Danielle Chisolm, Ph.D., graduated with a degree in biology from Bethune-Cookman University in 2012. After graduating, she participated in a Post-Baccalaureate program at the University of North Carolina at Chapel Hill, working under the direction of Dr. Nathaniel Moorman to study the molecular pathogenesis of human cytomegalovirus. Dr. Chisolm performed her graduate training at the University of Alabama at Birmingham under the leadership of Dr. Amy Weinmann. Her doctoral research defined a novel role for the metabolite alpha-ketoglutarate in promoting the IL-2-sensitive program in T cells. This was done in part through influencing changes in genome organization.

In 2018, Dr. Chisolm began her postdoctoral research with Dr. John O’Shea to expand her knowledge of the interconnections between transcription and metabolism and how this translates at the epigenetic level. Her current work aims to define the role a novel transcription factor plays in regulating T cell differentiation. In 2020, she was awarded a Postdoctoral Research Associate Training grant from the National Institute of General Medical Sciences. In 2021, Dr. Chisolm was named an Independent Research Scholar. Through this appointment, she will serve as a junior faculty member in the NIAMS, leading an independent team of researchers. 

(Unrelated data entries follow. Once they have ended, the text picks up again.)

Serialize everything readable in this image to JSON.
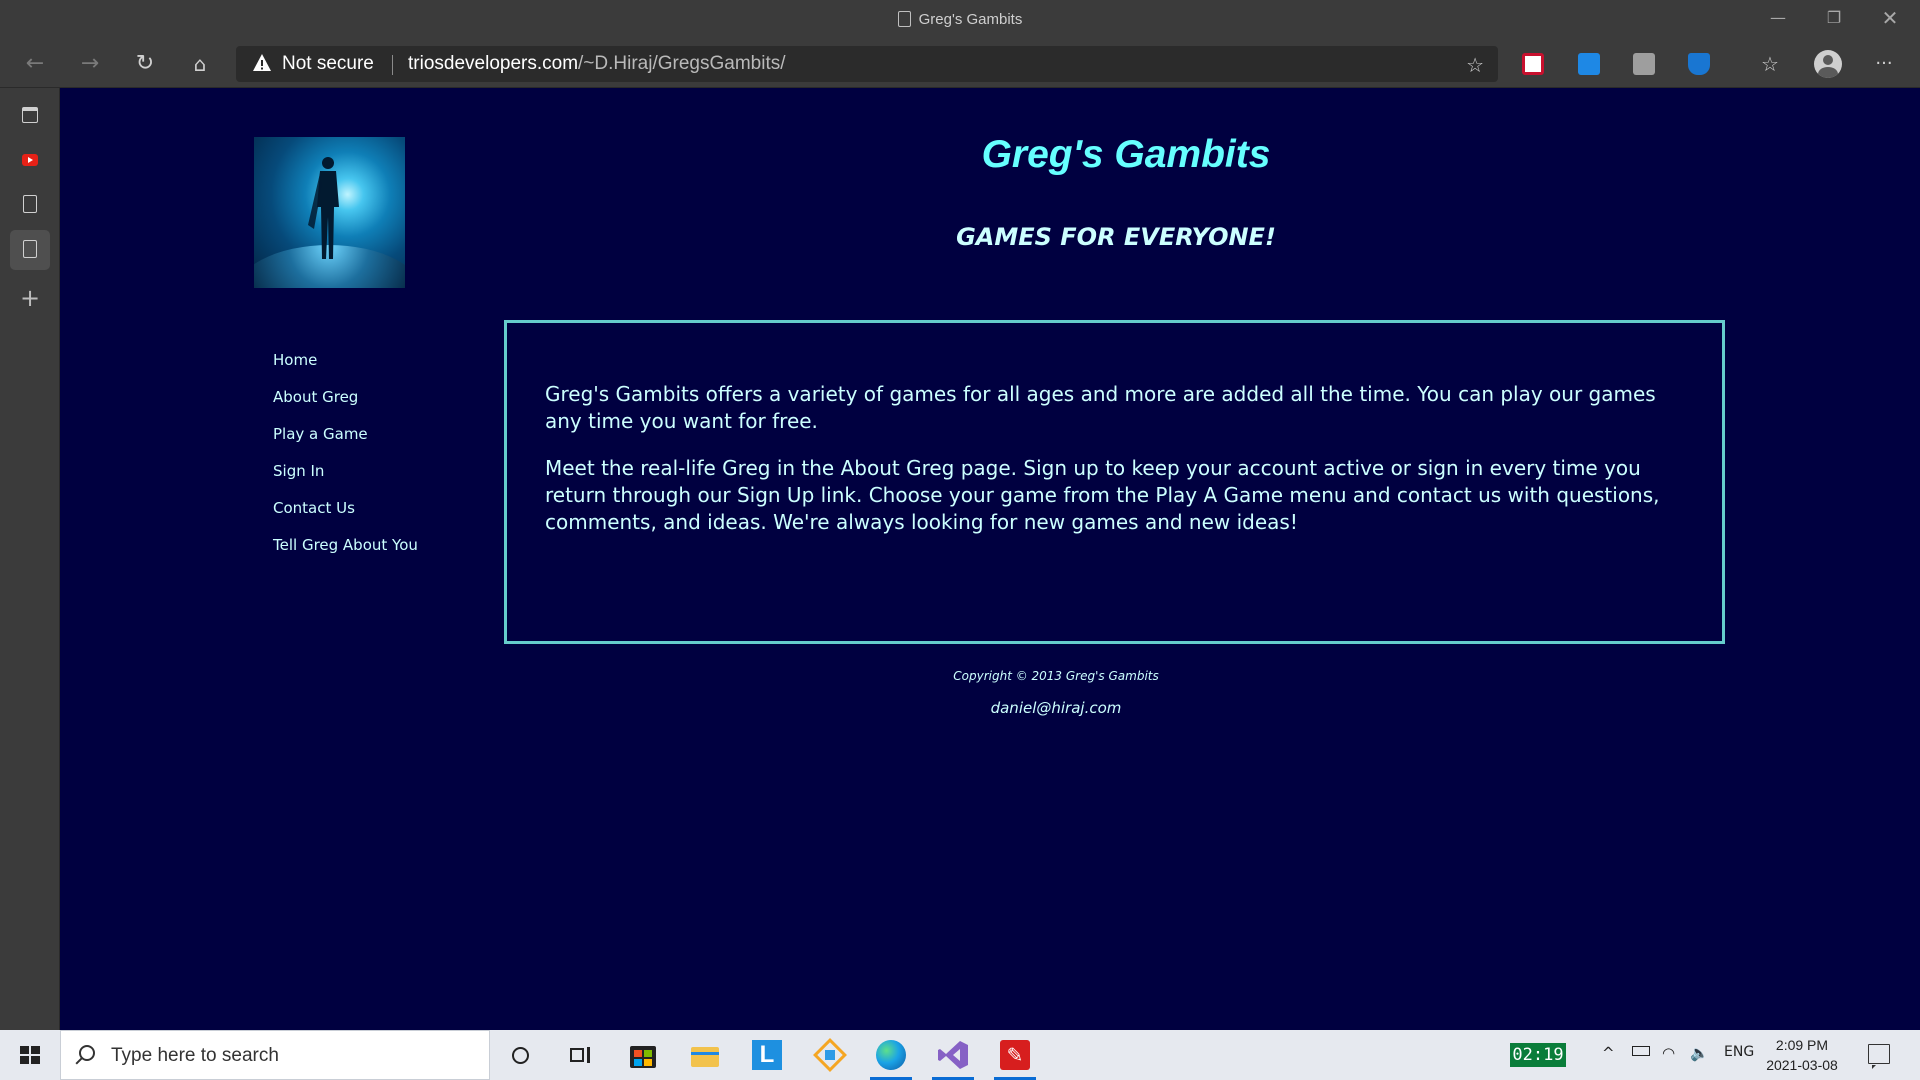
{
  "browser": {
    "window_title": "Greg's Gambits",
    "address": {
      "security_label": "Not secure",
      "domain": "triosdevelopers.com",
      "path": "/~D.Hiraj/GregsGambits/"
    }
  },
  "site": {
    "title": "Greg's Gambits",
    "tagline": "GAMES FOR EVERYONE!",
    "nav": [
      {
        "label": "Home"
      },
      {
        "label": "About Greg"
      },
      {
        "label": "Play a Game"
      },
      {
        "label": "Sign In"
      },
      {
        "label": "Contact Us"
      },
      {
        "label": "Tell Greg About You"
      }
    ],
    "content": {
      "paragraphs": [
        "Greg's Gambits offers a variety of games for all ages and more are added all the time. You can play our games any time you want for free.",
        "Meet the real-life Greg in the About Greg page. Sign up to keep your account active or sign in every time you return through our Sign Up link. Choose your game from the Play A Game menu and contact us with questions, comments, and ideas. We're always looking for new games and new ideas!"
      ]
    },
    "footer": {
      "copyright": "Copyright © 2013 Greg's Gambits",
      "email": "daniel@hiraj.com"
    }
  },
  "taskbar": {
    "search_placeholder": "Type here to search",
    "timer": "02:19",
    "language": "ENG",
    "time": "2:09 PM",
    "date": "2021-03-08"
  },
  "colors": {
    "page_background": "#000040",
    "title": "#66ffff",
    "text": "#ccffff",
    "content_border": "#66cccc"
  }
}
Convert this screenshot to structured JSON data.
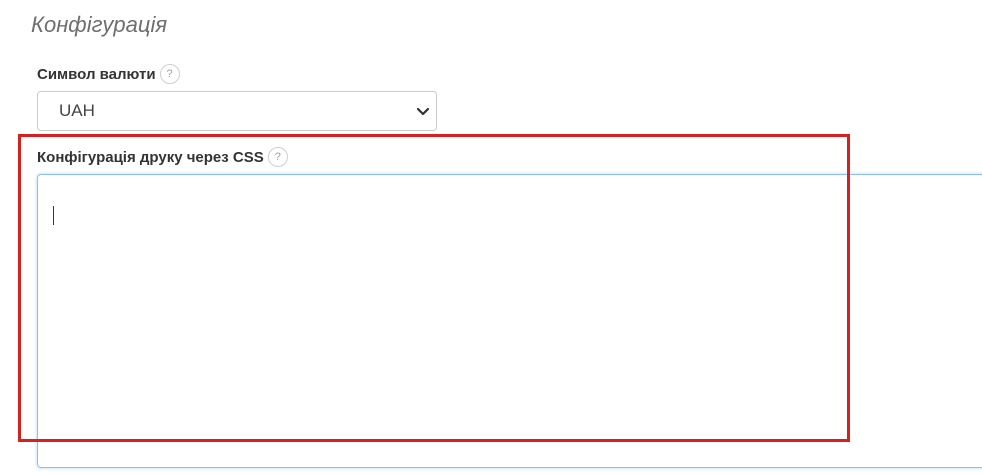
{
  "section": {
    "title": "Конфігурація"
  },
  "currency": {
    "label": "Символ валюти",
    "help": "?",
    "selected": "UAH"
  },
  "css_config": {
    "label": "Конфігурація друку через CSS",
    "help": "?",
    "value": ""
  },
  "colors": {
    "highlight": "#d62121",
    "focus_border": "#8fc1ea"
  }
}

Research Statement

Dr. Chisolm’s main research goal is to study the molecular mechanisms by which external cues regulate T cell differentiation. Many external cues are important in regulating T cell differentiation gene programs, including but not limited to cytokines, TCR-signaling, and metabolism. She is interested in understanding how these different cues are responsible for promoting cellular programming decisions at the epigenetic level to fine-tune an appropriate immune response. 

Scientific Publications

Translating JAKs to Jakinibs.

Gadina M, Chisolm DA, Philips RL, McInness IB, Changelian PS, O'Shea JJ
J Immunol.
2020 Apr 15;
doi: 10.4049/jimmunol.1901477
PMID: 32253269

Defining Genetic Variation in Widely Used Congenic and Backcrossed Mouse Models Reveals Varied Regulation of Genes Important for Immune Responses.

Chisolm DA, Cheng W, Colburn SA, Silva-Sanchez A, Meza-Perez S, Randall TD, Weinmann AS
2019 Jul 16;
doi: 10.1016/j.immuni.2019.05.006
PMID: 31248780

Metabolites, genome organization, and cellular differentiation gene programs.

Chisolm DA, Weinmann AS
Curr Opin Immunol.
2018 Apr;
doi: 10.1016/j.coi.2018.01.005
PMID: 29525347

Connections Between Metabolism and Epigenetics in Programming Cellular Differentiation.

Chisolm DA, Weinmann AS
Annu Rev Immunol.
2018 Apr 26;
doi: 10.1146/annurev-immunol-042617-053127
PMID: 29328786

CCCTC-Binding Factor Translates Interleukin 2- and α-Ketoglutarate-Sensitive Metabolic Changes in T Cells into Context-Dependent Gene Programs.

Chisolm DA, Savic D, Moore AJ, Ballesteros-Tato A, León B, Crossman DK, Murre C, Myers RM, Weinmann AS
2017 Aug 15;
doi: 10.1016/j.immuni.2017.07.015
PMID: 28813658


University of Alabama at Birmingham, Birmingham, AL
Ph.D., Microbiology (2018)

Bethune-Cookman University, Daytona Beach, FL
B.S., Biology (2012)


Independent Research Scholar
NIAMS, NIH, Bethesda MD (2021-present)

Postdoctoral Fellowship
NIAMS, NIH, Bethesda MD (2018-2021)

Doctoral Research
University of Alabama at Birmingham, AL (2013-2018)

Postbaccalaureate Research
University of North Carolina at Chapel Hill, NC (2012-2013)

Last Updated: